PROBLEM DETAILS –
All of the data that follows should be retyped exactly, please, except the pictures.

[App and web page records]
——

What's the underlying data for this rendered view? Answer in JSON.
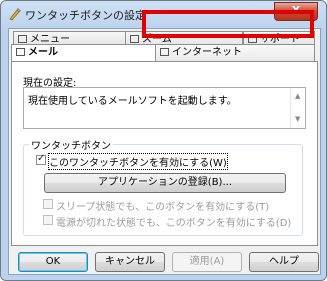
{
  "window": {
    "title": "ワンタッチボタンの設定",
    "close_label": "X"
  },
  "tabs": {
    "menu": "メニュー",
    "zoom": "ズーム",
    "support": "サポート",
    "mail": "メール",
    "internet": "インターネット"
  },
  "panel": {
    "current_setting_label": "現在の設定:",
    "current_setting_text": "現在使用しているメールソフトを起動します。",
    "group_label": "ワンタッチボタン",
    "enable_checkbox": {
      "label": "このワンタッチボタンを有効にする(W)",
      "checked": true
    },
    "register_app_button": "アプリケーションの登録(B)...",
    "sleep_checkbox": {
      "label": "スリープ状態でも、このボタンを有効にする(T)",
      "checked": false
    },
    "poweroff_checkbox": {
      "label": "電源が切れた状態でも、このボタンを有効にする(D)",
      "checked": false
    }
  },
  "footer": {
    "ok": "OK",
    "cancel": "キャンセル",
    "apply": "適用(A)",
    "help": "ヘルプ"
  }
}
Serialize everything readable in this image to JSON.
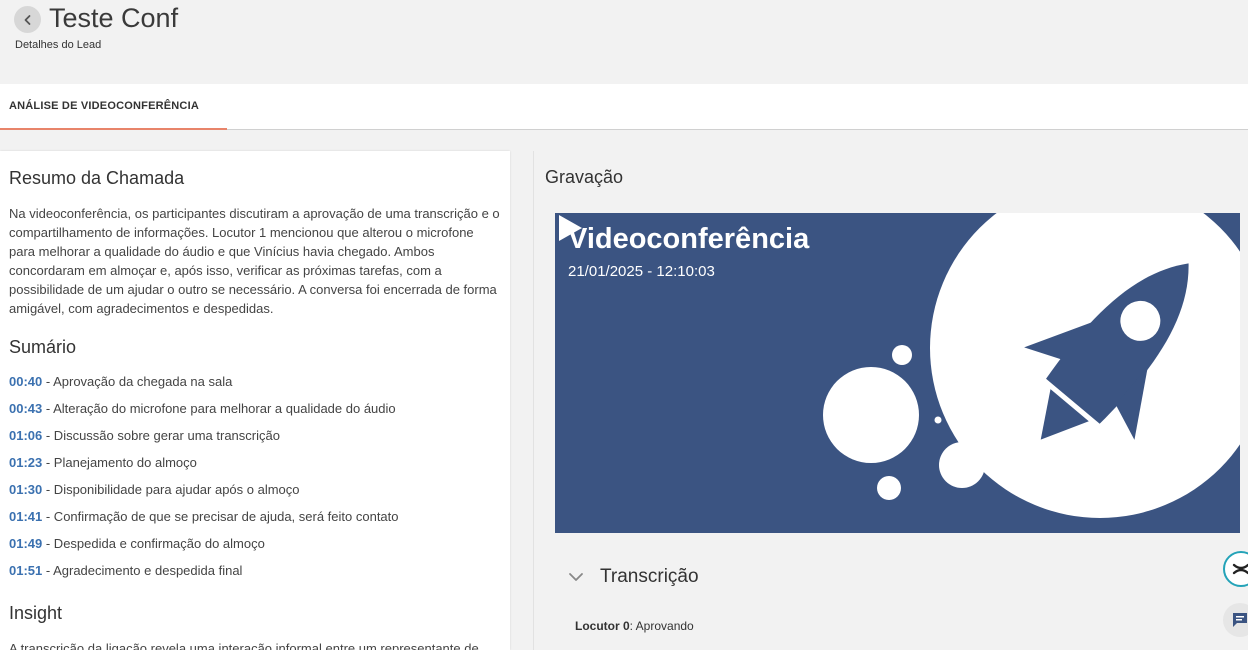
{
  "header": {
    "title": "Teste Conf",
    "subtitle": "Detalhes do Lead"
  },
  "tabs": [
    {
      "label": "ANÁLISE DE VIDEOCONFERÊNCIA",
      "active": true
    }
  ],
  "left": {
    "summary_title": "Resumo da Chamada",
    "summary_text": "Na videoconferência, os participantes discutiram a aprovação de uma transcrição e o compartilhamento de informações. Locutor 1 mencionou que alterou o microfone para melhorar a qualidade do áudio e que Vinícius havia chegado. Ambos concordaram em almoçar e, após isso, verificar as próximas tarefas, com a possibilidade de um ajudar o outro se necessário. A conversa foi encerrada de forma amigável, com agradecimentos e despedidas.",
    "sumario_title": "Sumário",
    "sumario": [
      {
        "time": "00:40",
        "text": " - Aprovação da chegada na sala"
      },
      {
        "time": "00:43",
        "text": " - Alteração do microfone para melhorar a qualidade do áudio"
      },
      {
        "time": "01:06",
        "text": " - Discussão sobre gerar uma transcrição"
      },
      {
        "time": "01:23",
        "text": " - Planejamento do almoço"
      },
      {
        "time": "01:30",
        "text": " - Disponibilidade para ajudar após o almoço"
      },
      {
        "time": "01:41",
        "text": " - Confirmação de que se precisar de ajuda, será feito contato"
      },
      {
        "time": "01:49",
        "text": " - Despedida e confirmação do almoço"
      },
      {
        "time": "01:51",
        "text": " - Agradecimento e despedida final"
      }
    ],
    "insight_title": "Insight",
    "insight_text": "A transcrição da ligação revela uma interação informal entre um representante de"
  },
  "right": {
    "recording_title": "Gravação",
    "video": {
      "title": "Videoconferência",
      "date": "21/01/2025 - 12:10:03"
    },
    "transcription_title": "Transcrição",
    "transcript": [
      {
        "speaker": "Locutor 0",
        "text": ": Aprovando"
      }
    ]
  },
  "colors": {
    "accent_tab": "#e8846a",
    "timestamp": "#3b71b0",
    "video_bg": "#3b5482",
    "fab_border": "#24a3b8"
  },
  "icons": {
    "back": "chevron-left-icon",
    "play": "play-icon",
    "collapse": "chevron-down-icon",
    "fab1": "support-icon",
    "fab2": "chat-icon"
  }
}
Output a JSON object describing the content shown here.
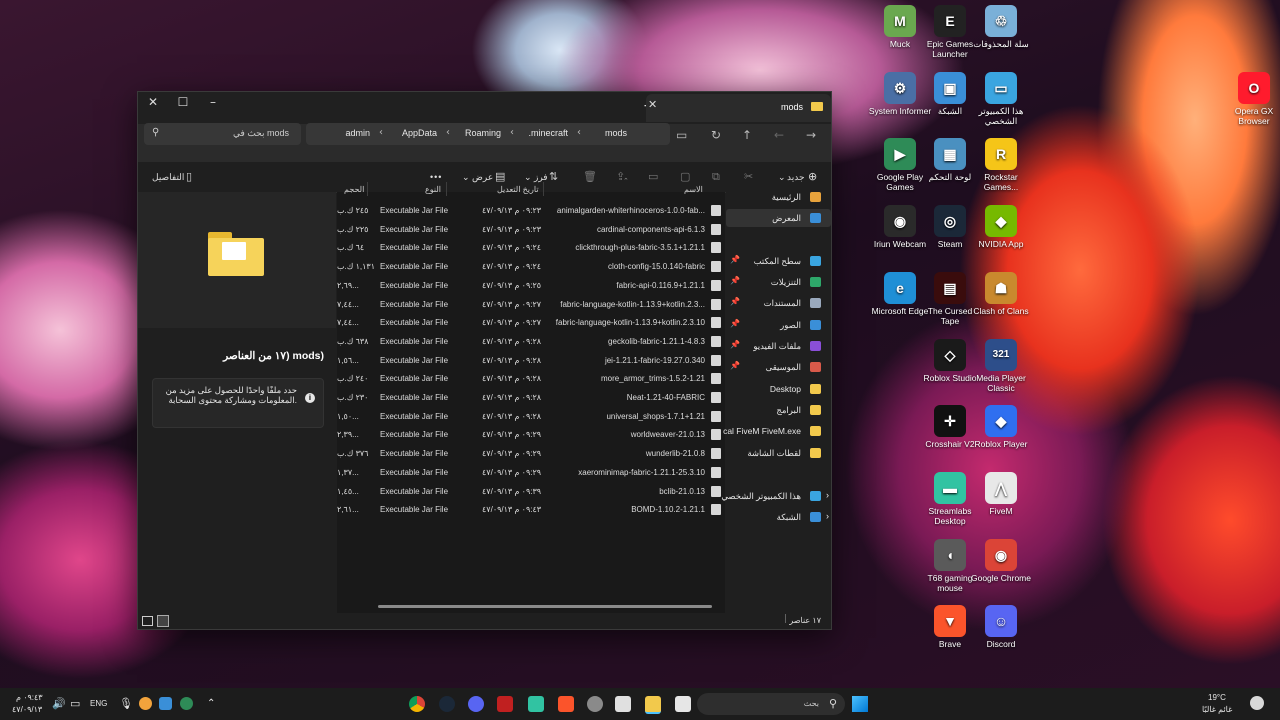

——

FINISHED EXERCISE –
What's the underlying data for this rendered view? Answer in JSON.
{
  "window": {
    "title": "ワンタッチボタンの設定",
    "close_label": "X"
  },
  "tabs": {
    "menu": "メニュー",
    "zoom": "ズーム",
    "support": "サポート",
    "mail": "メール",
    "internet": "インターネット"
  },
  "panel": {
    "current_setting_label": "現在の設定:",
    "current_setting_text": "現在使用しているメールソフトを起動します。",
    "group_label": "ワンタッチボタン",
    "enable_checkbox": {
      "label": "このワンタッチボタンを有効にする(W)",
      "checked": true
    },
    "register_app_button": "アプリケーションの登録(B)...",
    "sleep_checkbox": {
      "label": "スリープ状態でも、このボタンを有効にする(T)",
      "checked": false
    },
    "poweroff_checkbox": {
      "label": "電源が切れた状態でも、このボタンを有効にする(D)",
      "checked": false
    }
  },
  "footer": {
    "ok": "OK",
    "cancel": "キャンセル",
    "apply": "適用(A)",
    "help": "ヘルプ"
  }
}
Serialize everything readable in this image to JSON.
{
  "header": {
    "title": "Teste Conf",
    "subtitle": "Detalhes do Lead"
  },
  "tabs": [
    {
      "label": "ANÁLISE DE VIDEOCONFERÊNCIA",
      "active": true
    }
  ],
  "left": {
    "summary_title": "Resumo da Chamada",
    "summary_text": "Na videoconferência, os participantes discutiram a aprovação de uma transcrição e o compartilhamento de informações. Locutor 1 mencionou que alterou o microfone para melhorar a qualidade do áudio e que Vinícius havia chegado. Ambos concordaram em almoçar e, após isso, verificar as próximas tarefas, com a possibilidade de um ajudar o outro se necessário. A conversa foi encerrada de forma amigável, com agradecimentos e despedidas.",
    "sumario_title": "Sumário",
    "sumario": [
      {
        "time": "00:40",
        "text": " - Aprovação da chegada na sala"
      },
      {
        "time": "00:43",
        "text": " - Alteração do microfone para melhorar a qualidade do áudio"
      },
      {
        "time": "01:06",
        "text": " - Discussão sobre gerar uma transcrição"
      },
      {
        "time": "01:23",
        "text": " - Planejamento do almoço"
      },
      {
        "time": "01:30",
        "text": " - Disponibilidade para ajudar após o almoço"
      },
      {
        "time": "01:41",
        "text": " - Confirmação de que se precisar de ajuda, será feito contato"
      },
      {
        "time": "01:49",
        "text": " - Despedida e confirmação do almoço"
      },
      {
        "time": "01:51",
        "text": " - Agradecimento e despedida final"
      }
    ],
    "insight_title": "Insight",
    "insight_text": "A transcrição da ligação revela uma interação informal entre um representante de"
  },
  "right": {
    "recording_title": "Gravação",
    "video": {
      "title": "Videoconferência",
      "date": "21/01/2025 - 12:10:03"
    },
    "transcription_title": "Transcrição",
    "transcript": [
      {
        "speaker": "Locutor 0",
        "text": ": Aprovando"
      }
    ]
  },
  "colors": {
    "accent_tab": "#e8846a",
    "timestamp": "#3b71b0",
    "video_bg": "#3b5482",
    "fab_border": "#24a3b8"
  },
  "icons": {
    "back": "chevron-left-icon",
    "play": "play-icon",
    "collapse": "chevron-down-icon",
    "fab1": "support-icon",
    "fab2": "chat-icon"
  }
}
Output a JSON object describing the content shown here.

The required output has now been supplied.